**DATA IN THIS EXERCISE**:
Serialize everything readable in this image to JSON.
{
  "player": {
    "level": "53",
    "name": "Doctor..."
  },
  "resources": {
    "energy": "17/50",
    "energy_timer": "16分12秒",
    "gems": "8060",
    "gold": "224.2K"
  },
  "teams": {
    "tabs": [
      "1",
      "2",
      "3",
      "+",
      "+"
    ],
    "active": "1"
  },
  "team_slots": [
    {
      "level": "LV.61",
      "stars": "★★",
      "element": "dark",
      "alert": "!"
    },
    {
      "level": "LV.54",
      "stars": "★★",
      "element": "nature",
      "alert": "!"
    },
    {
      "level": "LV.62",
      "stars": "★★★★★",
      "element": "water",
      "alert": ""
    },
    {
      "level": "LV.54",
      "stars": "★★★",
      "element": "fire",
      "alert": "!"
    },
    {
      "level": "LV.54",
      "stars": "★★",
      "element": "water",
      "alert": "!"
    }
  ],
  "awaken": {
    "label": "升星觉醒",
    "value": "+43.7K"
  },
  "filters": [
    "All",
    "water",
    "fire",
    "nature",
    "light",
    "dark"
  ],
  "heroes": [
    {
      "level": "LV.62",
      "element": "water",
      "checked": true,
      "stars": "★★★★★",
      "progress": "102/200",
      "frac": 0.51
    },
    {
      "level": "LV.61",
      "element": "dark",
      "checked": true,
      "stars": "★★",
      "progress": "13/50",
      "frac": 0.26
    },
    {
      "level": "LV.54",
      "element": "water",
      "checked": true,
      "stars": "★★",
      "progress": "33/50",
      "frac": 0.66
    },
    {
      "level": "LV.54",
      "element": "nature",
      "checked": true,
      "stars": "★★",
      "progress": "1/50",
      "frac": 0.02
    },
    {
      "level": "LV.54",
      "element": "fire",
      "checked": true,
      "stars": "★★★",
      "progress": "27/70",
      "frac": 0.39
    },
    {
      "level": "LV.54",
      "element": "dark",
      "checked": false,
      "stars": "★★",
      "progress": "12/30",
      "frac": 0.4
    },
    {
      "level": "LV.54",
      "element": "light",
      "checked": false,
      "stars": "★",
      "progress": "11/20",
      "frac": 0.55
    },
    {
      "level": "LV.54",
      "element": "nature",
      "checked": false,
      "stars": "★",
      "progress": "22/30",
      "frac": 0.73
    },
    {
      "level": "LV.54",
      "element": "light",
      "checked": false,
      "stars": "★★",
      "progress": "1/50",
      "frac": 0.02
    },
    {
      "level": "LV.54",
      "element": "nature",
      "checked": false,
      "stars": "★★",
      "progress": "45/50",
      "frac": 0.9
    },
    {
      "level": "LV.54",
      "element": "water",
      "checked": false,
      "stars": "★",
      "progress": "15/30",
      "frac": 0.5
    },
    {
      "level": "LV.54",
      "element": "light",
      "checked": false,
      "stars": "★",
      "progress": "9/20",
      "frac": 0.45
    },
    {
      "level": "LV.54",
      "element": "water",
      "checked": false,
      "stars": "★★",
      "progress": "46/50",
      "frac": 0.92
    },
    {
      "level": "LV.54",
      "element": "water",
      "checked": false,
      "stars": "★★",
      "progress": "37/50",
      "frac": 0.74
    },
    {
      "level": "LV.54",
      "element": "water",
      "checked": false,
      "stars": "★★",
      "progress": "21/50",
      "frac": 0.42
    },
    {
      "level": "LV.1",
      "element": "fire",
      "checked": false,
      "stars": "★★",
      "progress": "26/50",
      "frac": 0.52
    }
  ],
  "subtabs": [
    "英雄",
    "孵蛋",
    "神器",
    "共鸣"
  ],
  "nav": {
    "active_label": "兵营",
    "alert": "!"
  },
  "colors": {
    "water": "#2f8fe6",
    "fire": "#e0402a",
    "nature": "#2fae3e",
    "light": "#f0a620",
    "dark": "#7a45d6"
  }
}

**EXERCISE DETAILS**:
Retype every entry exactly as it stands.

**RESULT OF THE EXERCISE**:
Serialize everything readable in this image to JSON.
{
  "player": {
    "level": "53",
    "name": "Doctor..."
  },
  "resources": {
    "energy": "17/50",
    "energy_timer": "16分12秒",
    "gems": "8060",
    "gold": "224.2K"
  },
  "teams": {
    "tabs": [
      "1",
      "2",
      "3",
      "+",
      "+"
    ],
    "active": "1"
  },
  "team_slots": [
    {
      "level": "LV.61",
      "stars": "★★",
      "element": "dark",
      "alert": "!"
    },
    {
      "level": "LV.54",
      "stars": "★★",
      "element": "nature",
      "alert": "!"
    },
    {
      "level": "LV.62",
      "stars": "★★★★★",
      "element": "water",
      "alert": ""
    },
    {
      "level": "LV.54",
      "stars": "★★★",
      "element": "fire",
      "alert": "!"
    },
    {
      "level": "LV.54",
      "stars": "★★",
      "element": "water",
      "alert": "!"
    }
  ],
  "awaken": {
    "label": "升星觉醒",
    "value": "+43.7K"
  },
  "filters": [
    "All",
    "water",
    "fire",
    "nature",
    "light",
    "dark"
  ],
  "heroes": [
    {
      "level": "LV.62",
      "element": "water",
      "checked": true,
      "stars": "★★★★★",
      "progress": "102/200",
      "frac": 0.51
    },
    {
      "level": "LV.61",
      "element": "dark",
      "checked": true,
      "stars": "★★",
      "progress": "13/50",
      "frac": 0.26
    },
    {
      "level": "LV.54",
      "element": "water",
      "checked": true,
      "stars": "★★",
      "progress": "33/50",
      "frac": 0.66
    },
    {
      "level": "LV.54",
      "element": "nature",
      "checked": true,
      "stars": "★★",
      "progress": "1/50",
      "frac": 0.02
    },
    {
      "level": "LV.54",
      "element": "fire",
      "checked": true,
      "stars": "★★★",
      "progress": "27/70",
      "frac": 0.39
    },
    {
      "level": "LV.54",
      "element": "dark",
      "checked": false,
      "stars": "★★",
      "progress": "12/30",
      "frac": 0.4
    },
    {
      "level": "LV.54",
      "element": "light",
      "checked": false,
      "stars": "★",
      "progress": "11/20",
      "frac": 0.55
    },
    {
      "level": "LV.54",
      "element": "nature",
      "checked": false,
      "stars": "★",
      "progress": "22/30",
      "frac": 0.73
    },
    {
      "level": "LV.54",
      "element": "light",
      "checked": false,
      "stars": "★★",
      "progress": "1/50",
      "frac": 0.02
    },
    {
      "level": "LV.54",
      "element": "nature",
      "checked": false,
      "stars": "★★",
      "progress": "45/50",
      "frac": 0.9
    },
    {
      "level": "LV.54",
      "element": "water",
      "checked": false,
      "stars": "★",
      "progress": "15/30",
      "frac": 0.5
    },
    {
      "level": "LV.54",
      "element": "light",
      "checked": false,
      "stars": "★",
      "progress": "9/20",
      "frac": 0.45
    },
    {
      "level": "LV.54",
      "element": "water",
      "checked": false,
      "stars": "★★",
      "progress": "46/50",
      "frac": 0.92
    },
    {
      "level": "LV.54",
      "element": "water",
      "checked": false,
      "stars": "★★",
      "progress": "37/50",
      "frac": 0.74
    },
    {
      "level": "LV.54",
      "element": "water",
      "checked": false,
      "stars": "★★",
      "progress": "21/50",
      "frac": 0.42
    },
    {
      "level": "LV.1",
      "element": "fire",
      "checked": false,
      "stars": "★★",
      "progress": "26/50",
      "frac": 0.52
    }
  ],
  "subtabs": [
    "英雄",
    "孵蛋",
    "神器",
    "共鸣"
  ],
  "nav": {
    "active_label": "兵营",
    "alert": "!"
  },
  "colors": {
    "water": "#2f8fe6",
    "fire": "#e0402a",
    "nature": "#2fae3e",
    "light": "#f0a620",
    "dark": "#7a45d6"
  }
}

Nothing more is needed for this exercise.